By Robert Barron, Staff Writer
Enid News and Eagle
ENID, Okla. —
The 21st annual Corvette Expo will be 9 a.m. to 4 p.m. Saturday at Chisholm Trail Expo Center.
Gene Knouse, event chairman, said there usually are 110-120 Corvettes entered in the show, including those owned by Corvettes of Enid club members.
“This is a show-and-shine event. We don’t have judges coming in,” he said.
Awards will be given in different classes. There also are awards for president’s choice, best interior, best paint, best engine and best in show.
Chevrolet changes the body style of Corvettes about every 10 years Knouse said.
Cars from many states around Oklahoma will show. Last year, the car that came the farthest was from New Mexico, Knouse said.
He has been a member of the Corvettes of Enid for six years and was nominated as expo chairman. Club president is Lindy Baker. It is a nonprofit organization, and all funds go to local charities. The club’s primary charity is the Court Appointed Special Advocate program, which advocates for children in legal settings. Corvettes of Enid also work with Denny Price Family YMCA and has purchased Amtrykes for Enid AMBUCS clubs. The club also supports the Vietnam Memorial Wall being erected at Enid Woodring Regional Airport.
Club members have spent about four months preparing for the show, Knouse said. There will be door prizes and a silent auction, with prizes donated by local businesses.
Admission is $3 for adults and $1 for children under 12. The Expo Center concession stand will be open.
“This is our major event of the year, our main money-raising event. The Corvette club is a bunch of people who enjoy Corvettes and get together as family and friends. Even though we may not know each other, we’re still family,” Knouse said.
He said he enjoys the camaraderie of the people who gather with their cars. The reason they gather is to raise money for people in the community and to talk about their cars. Occasionally, a church or other organization will have an event and will ask the club to have some Corvettes there and club members will respond.

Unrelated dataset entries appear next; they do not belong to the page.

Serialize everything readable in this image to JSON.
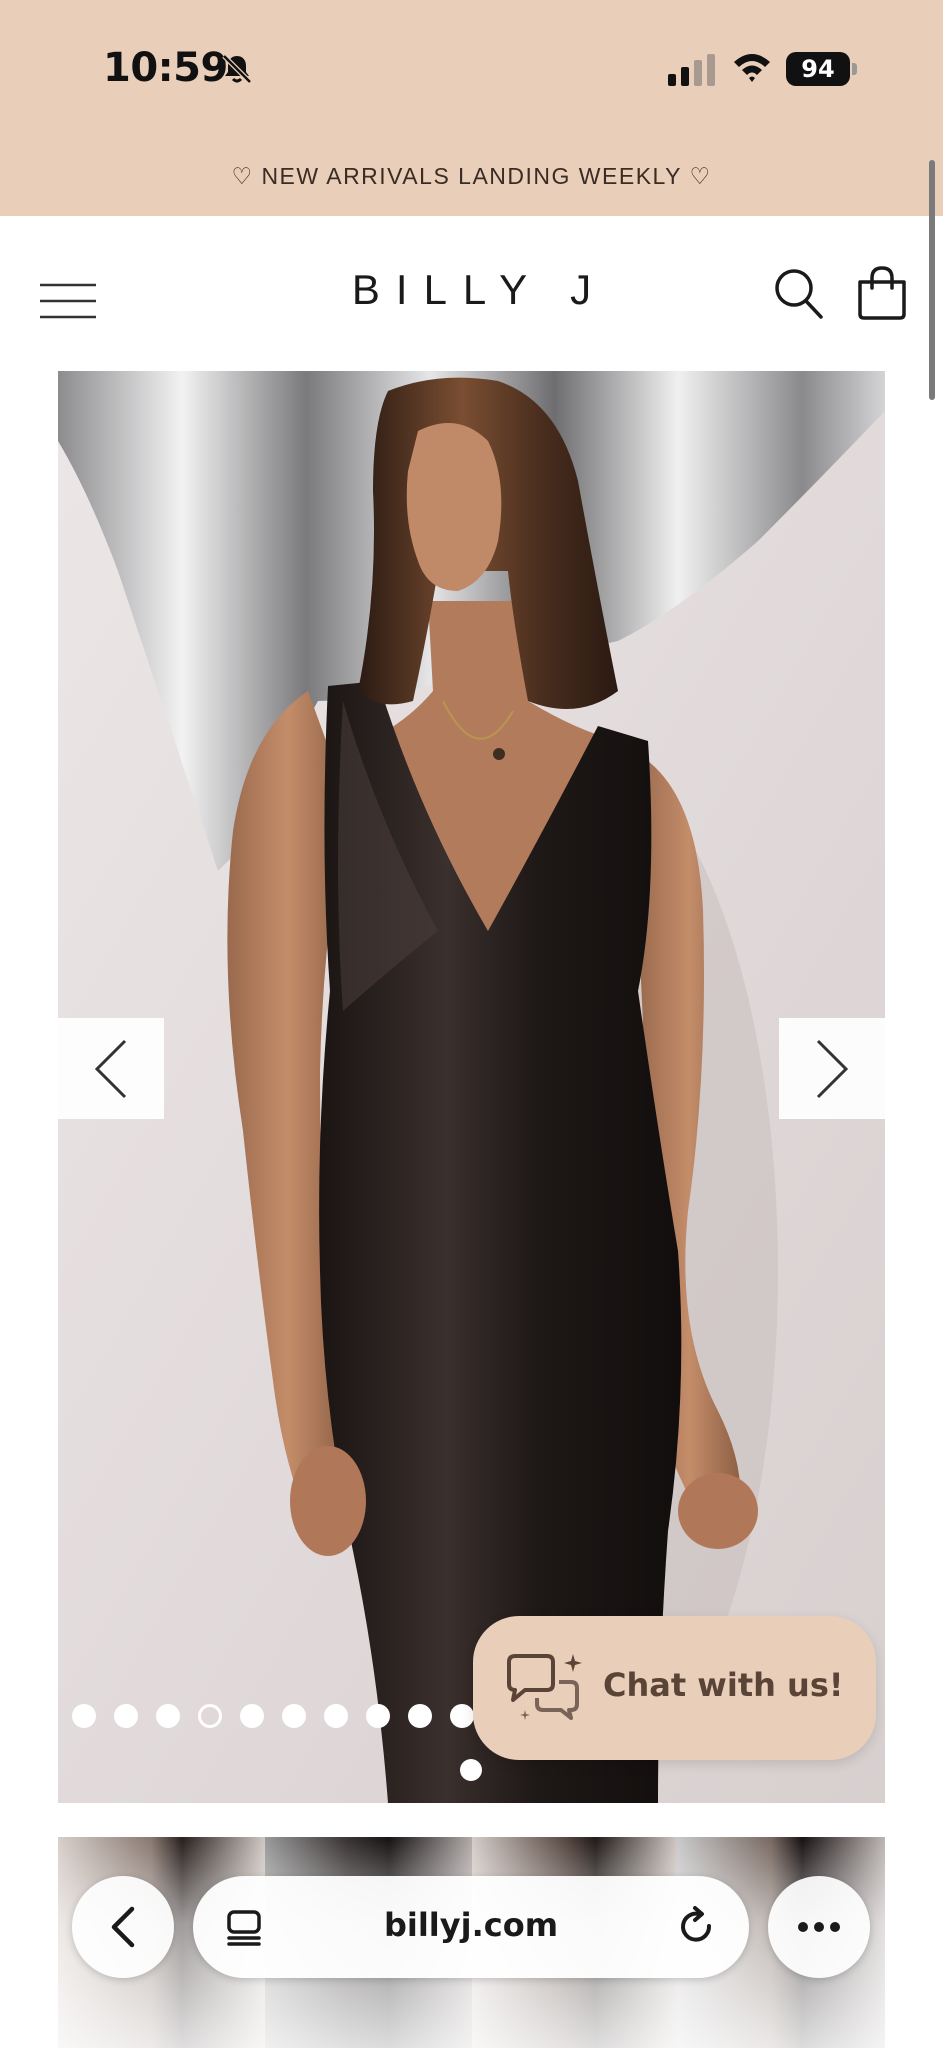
{
  "status_bar": {
    "time": "10:59",
    "battery_level": "94",
    "icons": [
      "bell-slash-icon",
      "cellular-signal-icon",
      "wifi-icon",
      "battery-icon"
    ]
  },
  "announcement": {
    "text": "♡ NEW ARRIVALS LANDING WEEKLY ♡"
  },
  "header": {
    "logo": "BILLY J",
    "icons": [
      "hamburger-menu-icon",
      "search-icon",
      "shopping-bag-icon"
    ]
  },
  "gallery": {
    "prev_icon": "chevron-left-icon",
    "next_icon": "chevron-right-icon",
    "slide_count": 11,
    "active_slide": 4
  },
  "chat": {
    "label": "Chat with us!",
    "icon": "chat-bubbles-sparkle-icon"
  },
  "browser": {
    "url": "billyj.com",
    "icons": [
      "back-chevron-icon",
      "tabs-icon",
      "reload-icon",
      "more-dots-icon"
    ]
  },
  "colors": {
    "banner": "#e9cfba",
    "chat_text": "#5a4438",
    "dress": "#221a18",
    "backdrop": "#e8e2e2"
  }
}
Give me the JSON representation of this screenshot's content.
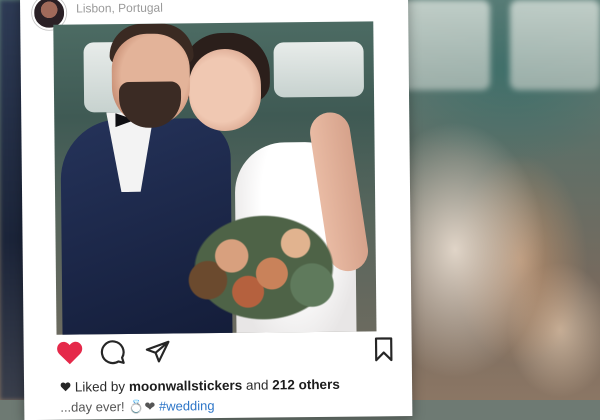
{
  "post": {
    "location": "Lisbon, Portugal",
    "liked_by_prefix": "Liked by",
    "liked_by_user": "moonwallstickers",
    "liked_by_conjunction": "and",
    "others": "212 others",
    "caption_text": "...day ever!",
    "hashtag": "#wedding"
  },
  "icons": {
    "like": "heart-icon",
    "comment": "comment-icon",
    "share": "send-icon",
    "save": "bookmark-icon",
    "small_like": "heart-icon"
  },
  "colors": {
    "heart": "#e5294a",
    "hashtag": "#2e76c8",
    "icon_stroke": "#262626"
  }
}
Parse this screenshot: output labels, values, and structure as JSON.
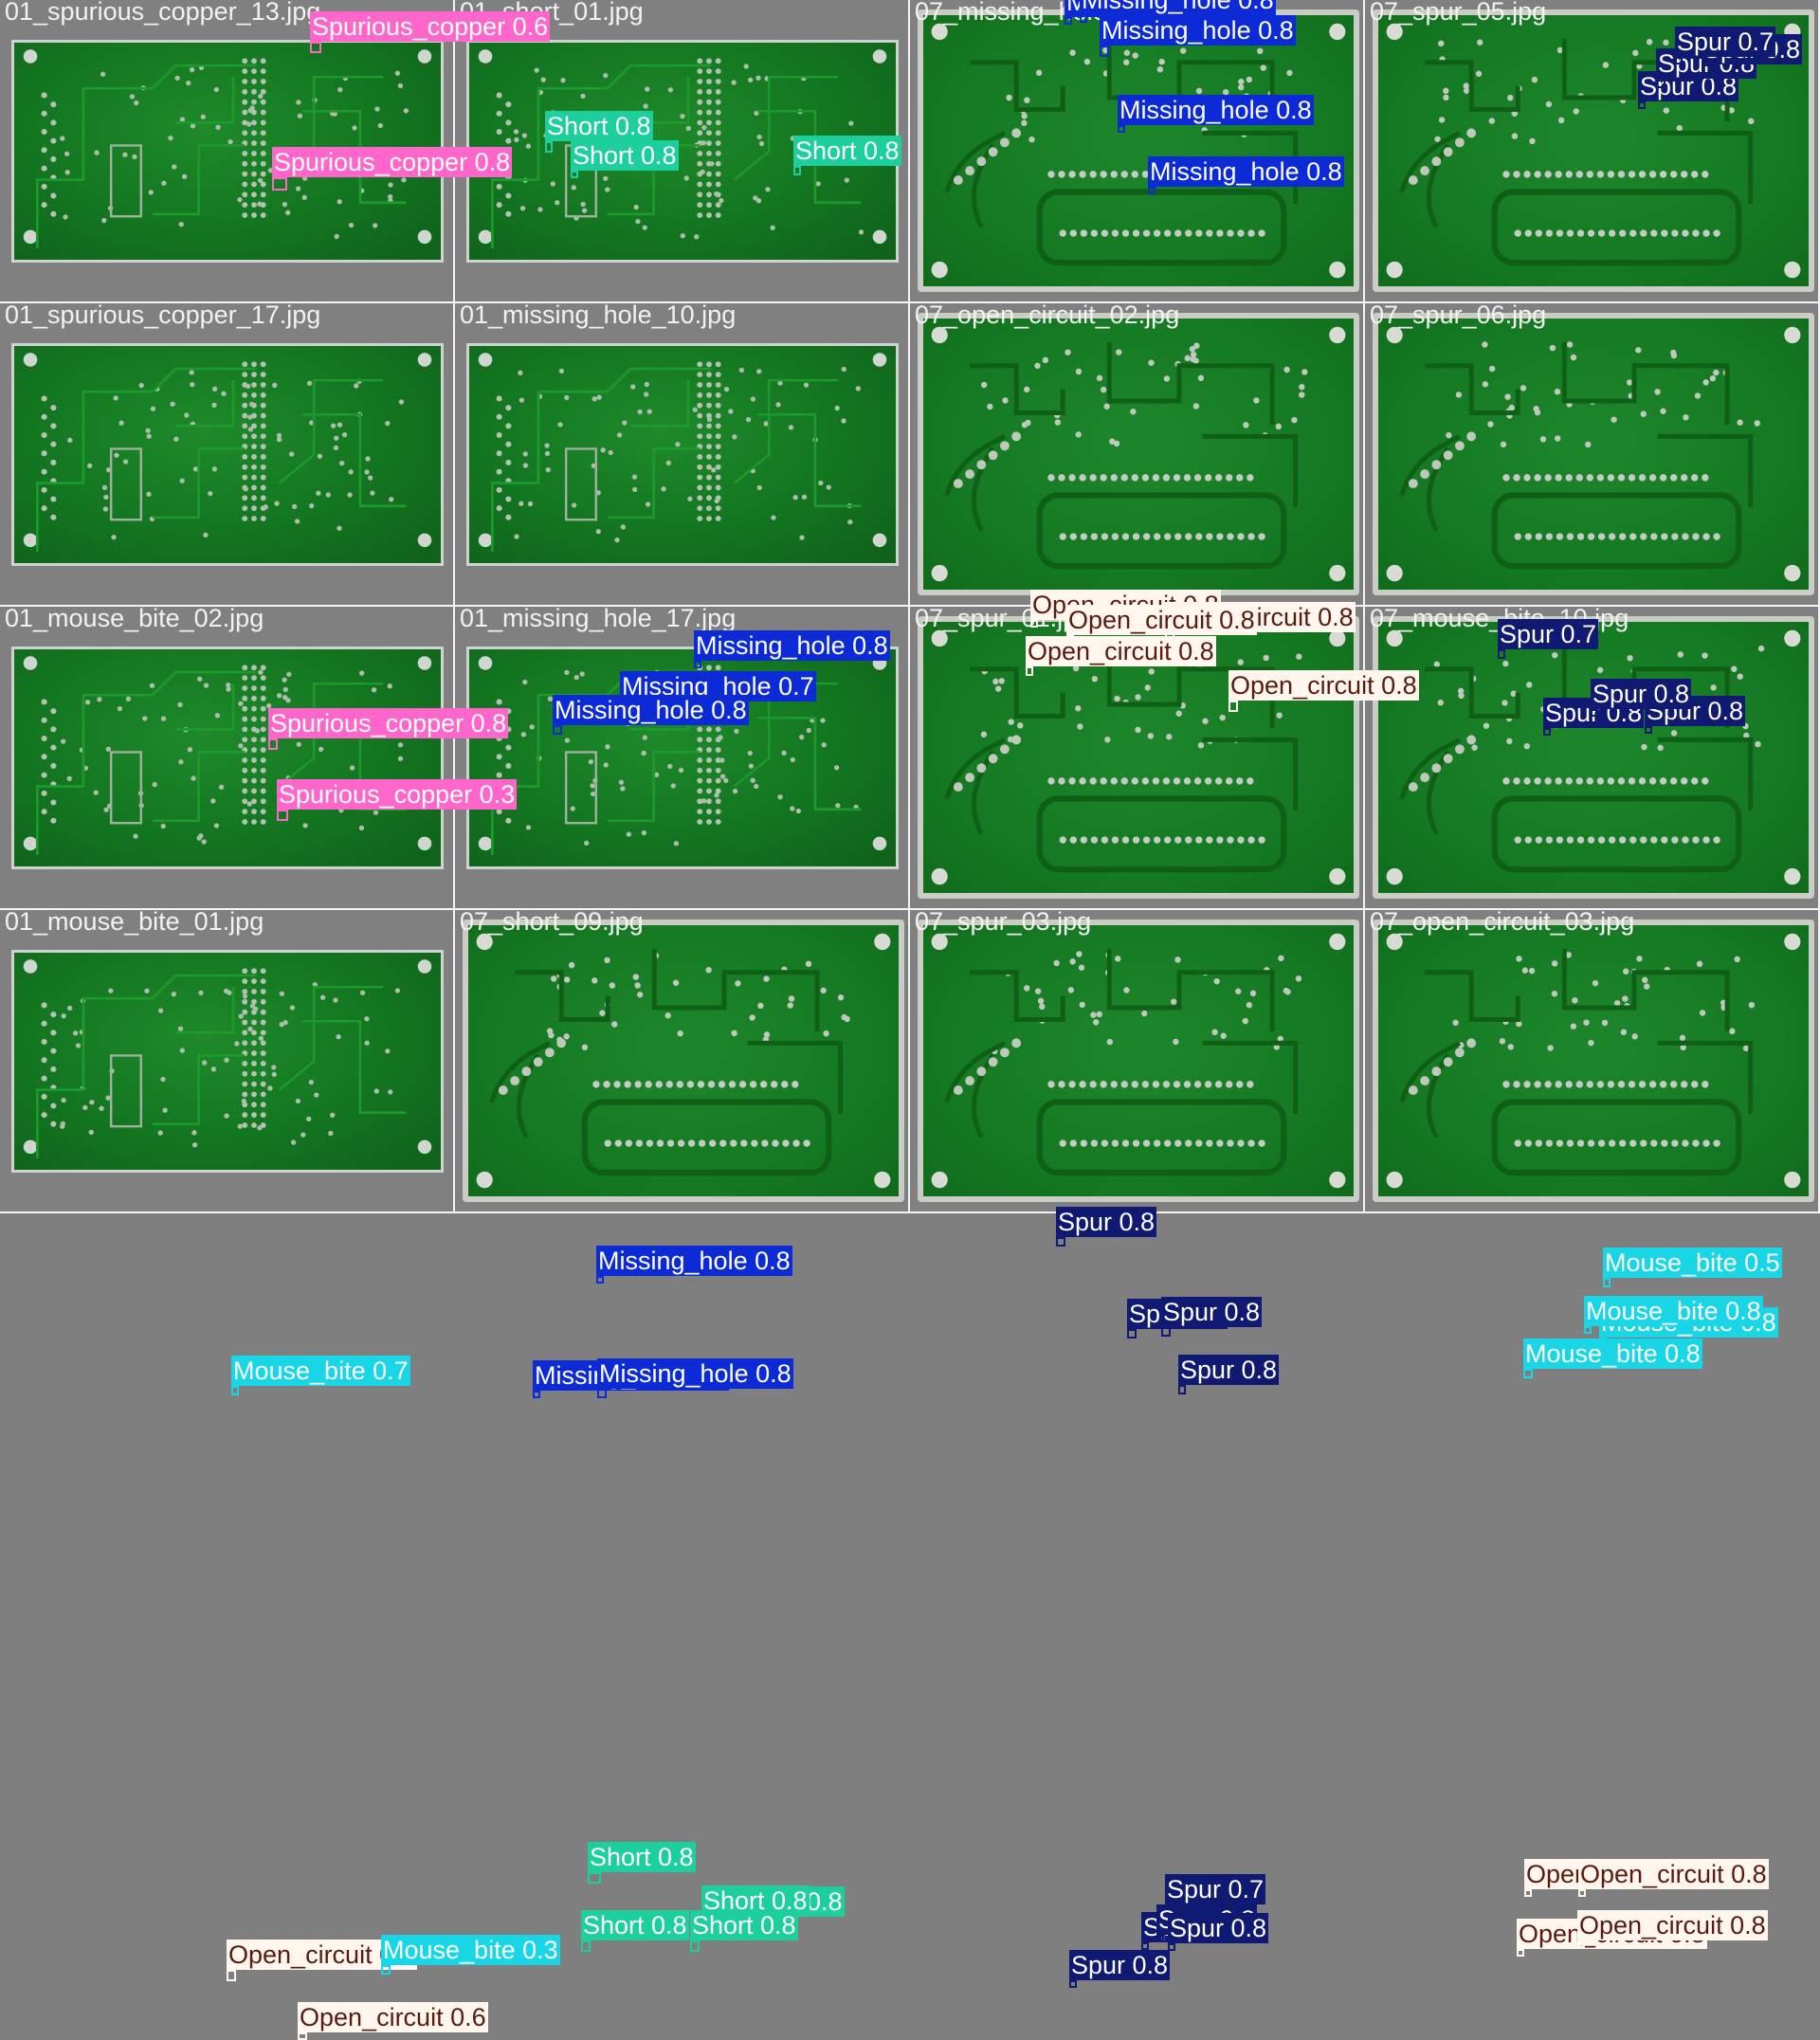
{
  "colors": {
    "Spurious_copper": {
      "bg": "#ff66cc",
      "fg": "#ffffff"
    },
    "Short": {
      "bg": "#1ecf9e",
      "fg": "#ffffff"
    },
    "Missing_hole": {
      "bg": "#0c2bd6",
      "fg": "#ffffff"
    },
    "Spur": {
      "bg": "#111a73",
      "fg": "#ffffff"
    },
    "Open_circuit": {
      "bg": "#fff6ee",
      "fg": "#5a1a10"
    },
    "Mouse_bite": {
      "bg": "#19d6e6",
      "fg": "#ffffff"
    }
  },
  "tiles": [
    {
      "filename": "01_spurious_copper_13.jpg",
      "board": "front",
      "detections": [
        {
          "cls": "Spurious_copper",
          "label": "Spurious_copper 0.6"
        },
        {
          "cls": "Spurious_copper",
          "label": "Spurious_copper 0.8"
        }
      ]
    },
    {
      "filename": "01_short_01.jpg",
      "board": "front",
      "detections": [
        {
          "cls": "Short",
          "label": "Short 0.8"
        },
        {
          "cls": "Short",
          "label": "Short 0.8"
        },
        {
          "cls": "Short",
          "label": "Short 0.8"
        }
      ]
    },
    {
      "filename": "07_missing_hole_06.jpg",
      "board": "back",
      "detections": [
        {
          "cls": "Missing_hole",
          "label": "Missing_hole 0.8"
        },
        {
          "cls": "Missing_hole",
          "label": "Missing_hole 0.8"
        },
        {
          "cls": "Missing_hole",
          "label": "Missing_hole 0.8"
        },
        {
          "cls": "Missing_hole",
          "label": "Missing_hole 0.8"
        },
        {
          "cls": "Missing_hole",
          "label": "Missing_hole 0.8"
        }
      ]
    },
    {
      "filename": "07_spur_05.jpg",
      "board": "back",
      "detections": [
        {
          "cls": "Spur",
          "label": "Spur 0.8"
        },
        {
          "cls": "Spur",
          "label": "Spur 0.8"
        },
        {
          "cls": "Spur",
          "label": "Spur 0.8"
        },
        {
          "cls": "Spur",
          "label": "Spur 0.7"
        }
      ]
    },
    {
      "filename": "01_spurious_copper_17.jpg",
      "board": "front",
      "detections": [
        {
          "cls": "Spurious_copper",
          "label": "Spurious_copper 0.8"
        },
        {
          "cls": "Spurious_copper",
          "label": "Spurious_copper 0.3"
        }
      ]
    },
    {
      "filename": "01_missing_hole_10.jpg",
      "board": "front",
      "detections": [
        {
          "cls": "Missing_hole",
          "label": "Missing_hole 0.8"
        },
        {
          "cls": "Missing_hole",
          "label": "Missing_hole 0.7"
        },
        {
          "cls": "Missing_hole",
          "label": "Missing_hole 0.8"
        }
      ]
    },
    {
      "filename": "07_open_circuit_02.jpg",
      "board": "back",
      "detections": [
        {
          "cls": "Open_circuit",
          "label": "Open_circuit 0.8"
        },
        {
          "cls": "Open_circuit",
          "label": "Open_circuit 0.8"
        },
        {
          "cls": "Open_circuit",
          "label": "Open_circuit 0.8"
        },
        {
          "cls": "Open_circuit",
          "label": "Open_circuit 0.8"
        },
        {
          "cls": "Open_circuit",
          "label": "Open_circuit 0.8"
        }
      ]
    },
    {
      "filename": "07_spur_06.jpg",
      "board": "back",
      "detections": [
        {
          "cls": "Spur",
          "label": "Spur 0.7"
        },
        {
          "cls": "Spur",
          "label": "Spur 0.8"
        },
        {
          "cls": "Spur",
          "label": "Spur 0.8"
        },
        {
          "cls": "Spur",
          "label": "Spur 0.8"
        }
      ]
    },
    {
      "filename": "01_mouse_bite_02.jpg",
      "board": "front",
      "detections": [
        {
          "cls": "Mouse_bite",
          "label": "Mouse_bite 0.7"
        }
      ]
    },
    {
      "filename": "01_missing_hole_17.jpg",
      "board": "front",
      "detections": [
        {
          "cls": "Missing_hole",
          "label": "Missing_hole 0.8"
        },
        {
          "cls": "Missing_hole",
          "label": "Missing_hole 0.8"
        },
        {
          "cls": "Missing_hole",
          "label": "Missing_hole 0.8"
        }
      ]
    },
    {
      "filename": "07_spur_01.jpg",
      "board": "back",
      "detections": [
        {
          "cls": "Spur",
          "label": "Spur 0.8"
        },
        {
          "cls": "Spur",
          "label": "Spur 0.8"
        },
        {
          "cls": "Spur",
          "label": "Spur 0.8"
        },
        {
          "cls": "Spur",
          "label": "Spur 0.8"
        }
      ]
    },
    {
      "filename": "07_mouse_bite_10.jpg",
      "board": "back",
      "detections": [
        {
          "cls": "Mouse_bite",
          "label": "Mouse_bite 0.5"
        },
        {
          "cls": "Mouse_bite",
          "label": "Mouse_bite 0.8"
        },
        {
          "cls": "Mouse_bite",
          "label": "Mouse_bite 0.8"
        },
        {
          "cls": "Mouse_bite",
          "label": "Mouse_bite 0.8"
        }
      ]
    },
    {
      "filename": "01_mouse_bite_01.jpg",
      "board": "front",
      "detections": [
        {
          "cls": "Open_circuit",
          "label": "Open_circuit 0.8"
        },
        {
          "cls": "Mouse_bite",
          "label": "Mouse_bite 0.3"
        },
        {
          "cls": "Open_circuit",
          "label": "Open_circuit 0.6"
        }
      ]
    },
    {
      "filename": "07_short_09.jpg",
      "board": "back",
      "detections": [
        {
          "cls": "Short",
          "label": "Short 0.8"
        },
        {
          "cls": "Short",
          "label": "Short 0.8"
        },
        {
          "cls": "Short",
          "label": "Short 0.8"
        },
        {
          "cls": "Short",
          "label": "Short 0.8"
        },
        {
          "cls": "Short",
          "label": "Short 0.8"
        }
      ]
    },
    {
      "filename": "07_spur_03.jpg",
      "board": "back",
      "detections": [
        {
          "cls": "Spur",
          "label": "Spur 0.8"
        },
        {
          "cls": "Spur",
          "label": "Spur 0.7"
        },
        {
          "cls": "Spur",
          "label": "Spur 0.8"
        },
        {
          "cls": "Spur",
          "label": "Spur 0.8"
        },
        {
          "cls": "Spur",
          "label": "Spur 0.8"
        }
      ]
    },
    {
      "filename": "07_open_circuit_03.jpg",
      "board": "back",
      "detections": [
        {
          "cls": "Open_circuit",
          "label": "Open_circuit 0.8"
        },
        {
          "cls": "Open_circuit",
          "label": "Open_circuit 0.8"
        },
        {
          "cls": "Open_circuit",
          "label": "Open_circuit 0.8"
        },
        {
          "cls": "Open_circuit",
          "label": "Open_circuit 0.8"
        }
      ]
    }
  ]
}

“We’re just a bunch of old people who like to show off their cars,” Knouse said. “We have everybody from people like me who have one car, to people who collect them.”
Knouse has a 2000 model fixed hardtop Corvette with 39,000 actual miles.
Corvettes are easy to care for and easy to work on, he said, although he is not sure about the late-model cars. Owners usually keep them inside and covered, keep them clean and enjoy riding around because everyone enjoys looking at them.
Once a month the club has a “dine around.” One member makes a selection of a place to have dinner and makes arrangements for them. Everyone meets at a common area and follows the leader to the selected restaurant.